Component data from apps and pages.
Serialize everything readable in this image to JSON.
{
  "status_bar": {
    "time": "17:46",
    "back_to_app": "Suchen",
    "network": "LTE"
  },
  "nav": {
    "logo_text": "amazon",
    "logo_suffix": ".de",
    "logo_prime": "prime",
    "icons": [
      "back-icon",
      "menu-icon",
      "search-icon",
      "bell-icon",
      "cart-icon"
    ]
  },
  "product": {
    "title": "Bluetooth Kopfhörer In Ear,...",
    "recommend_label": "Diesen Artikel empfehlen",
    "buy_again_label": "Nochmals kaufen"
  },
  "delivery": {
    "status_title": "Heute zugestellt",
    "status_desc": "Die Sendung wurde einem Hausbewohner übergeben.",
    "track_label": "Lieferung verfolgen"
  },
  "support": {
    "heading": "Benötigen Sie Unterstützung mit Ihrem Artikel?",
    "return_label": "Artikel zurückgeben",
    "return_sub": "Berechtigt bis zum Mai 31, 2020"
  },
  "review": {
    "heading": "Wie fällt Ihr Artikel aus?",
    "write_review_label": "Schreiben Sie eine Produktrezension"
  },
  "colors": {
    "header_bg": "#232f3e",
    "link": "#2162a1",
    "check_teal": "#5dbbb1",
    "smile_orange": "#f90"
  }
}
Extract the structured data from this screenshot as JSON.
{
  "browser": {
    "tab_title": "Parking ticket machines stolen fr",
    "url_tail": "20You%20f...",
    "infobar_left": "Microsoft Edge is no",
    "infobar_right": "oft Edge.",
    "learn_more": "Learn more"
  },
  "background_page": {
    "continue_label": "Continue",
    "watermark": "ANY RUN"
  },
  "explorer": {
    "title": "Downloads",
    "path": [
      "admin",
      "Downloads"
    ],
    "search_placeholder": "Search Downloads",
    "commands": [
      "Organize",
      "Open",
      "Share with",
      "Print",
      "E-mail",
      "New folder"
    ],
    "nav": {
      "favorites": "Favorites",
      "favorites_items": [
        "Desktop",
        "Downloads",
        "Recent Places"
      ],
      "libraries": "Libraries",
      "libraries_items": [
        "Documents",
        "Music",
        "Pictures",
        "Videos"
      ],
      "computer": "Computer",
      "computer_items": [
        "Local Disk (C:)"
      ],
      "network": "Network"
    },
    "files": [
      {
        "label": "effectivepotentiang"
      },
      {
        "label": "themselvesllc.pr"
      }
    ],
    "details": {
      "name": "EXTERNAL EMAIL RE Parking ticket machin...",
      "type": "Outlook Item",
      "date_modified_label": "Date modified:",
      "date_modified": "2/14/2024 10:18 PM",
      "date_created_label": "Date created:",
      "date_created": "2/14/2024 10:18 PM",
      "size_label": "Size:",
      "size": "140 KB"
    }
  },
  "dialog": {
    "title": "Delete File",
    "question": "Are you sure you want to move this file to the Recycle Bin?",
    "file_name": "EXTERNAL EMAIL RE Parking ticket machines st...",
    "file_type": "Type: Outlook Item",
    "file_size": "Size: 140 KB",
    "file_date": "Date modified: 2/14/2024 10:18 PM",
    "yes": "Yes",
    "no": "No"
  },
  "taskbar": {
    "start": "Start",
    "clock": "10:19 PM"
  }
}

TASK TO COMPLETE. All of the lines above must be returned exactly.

RESPONSE TO THIS EXERCISE.
Serialize everything readable in this image to JSON.
{
  "status_bar": {
    "time": "17:46",
    "back_to_app": "Suchen",
    "network": "LTE"
  },
  "nav": {
    "logo_text": "amazon",
    "logo_suffix": ".de",
    "logo_prime": "prime",
    "icons": [
      "back-icon",
      "menu-icon",
      "search-icon",
      "bell-icon",
      "cart-icon"
    ]
  },
  "product": {
    "title": "Bluetooth Kopfhörer In Ear,...",
    "recommend_label": "Diesen Artikel empfehlen",
    "buy_again_label": "Nochmals kaufen"
  },
  "delivery": {
    "status_title": "Heute zugestellt",
    "status_desc": "Die Sendung wurde einem Hausbewohner übergeben.",
    "track_label": "Lieferung verfolgen"
  },
  "support": {
    "heading": "Benötigen Sie Unterstützung mit Ihrem Artikel?",
    "return_label": "Artikel zurückgeben",
    "return_sub": "Berechtigt bis zum Mai 31, 2020"
  },
  "review": {
    "heading": "Wie fällt Ihr Artikel aus?",
    "write_review_label": "Schreiben Sie eine Produktrezension"
  },
  "colors": {
    "header_bg": "#232f3e",
    "link": "#2162a1",
    "check_teal": "#5dbbb1",
    "smile_orange": "#f90"
  }
}
Extract the structured data from this screenshot as JSON.
{
  "browser": {
    "tab_title": "Parking ticket machines stolen fr",
    "url_tail": "20You%20f...",
    "infobar_left": "Microsoft Edge is no",
    "infobar_right": "oft Edge.",
    "learn_more": "Learn more"
  },
  "background_page": {
    "continue_label": "Continue",
    "watermark": "ANY RUN"
  },
  "explorer": {
    "title": "Downloads",
    "path": [
      "admin",
      "Downloads"
    ],
    "search_placeholder": "Search Downloads",
    "commands": [
      "Organize",
      "Open",
      "Share with",
      "Print",
      "E-mail",
      "New folder"
    ],
    "nav": {
      "favorites": "Favorites",
      "favorites_items": [
        "Desktop",
        "Downloads",
        "Recent Places"
      ],
      "libraries": "Libraries",
      "libraries_items": [
        "Documents",
        "Music",
        "Pictures",
        "Videos"
      ],
      "computer": "Computer",
      "computer_items": [
        "Local Disk (C:)"
      ],
      "network": "Network"
    },
    "files": [
      {
        "label": "effectivepotentiang"
      },
      {
        "label": "themselvesllc.pr"
      }
    ],
    "details": {
      "name": "EXTERNAL EMAIL RE Parking ticket machin...",
      "type": "Outlook Item",
      "date_modified_label": "Date modified:",
      "date_modified": "2/14/2024 10:18 PM",
      "date_created_label": "Date created:",
      "date_created": "2/14/2024 10:18 PM",
      "size_label": "Size:",
      "size": "140 KB"
    }
  },
  "dialog": {
    "title": "Delete File",
    "question": "Are you sure you want to move this file to the Recycle Bin?",
    "file_name": "EXTERNAL EMAIL RE Parking ticket machines st...",
    "file_type": "Type: Outlook Item",
    "file_size": "Size: 140 KB",
    "file_date": "Date modified: 2/14/2024 10:18 PM",
    "yes": "Yes",
    "no": "No"
  },
  "taskbar": {
    "start": "Start",
    "clock": "10:19 PM"
  }
}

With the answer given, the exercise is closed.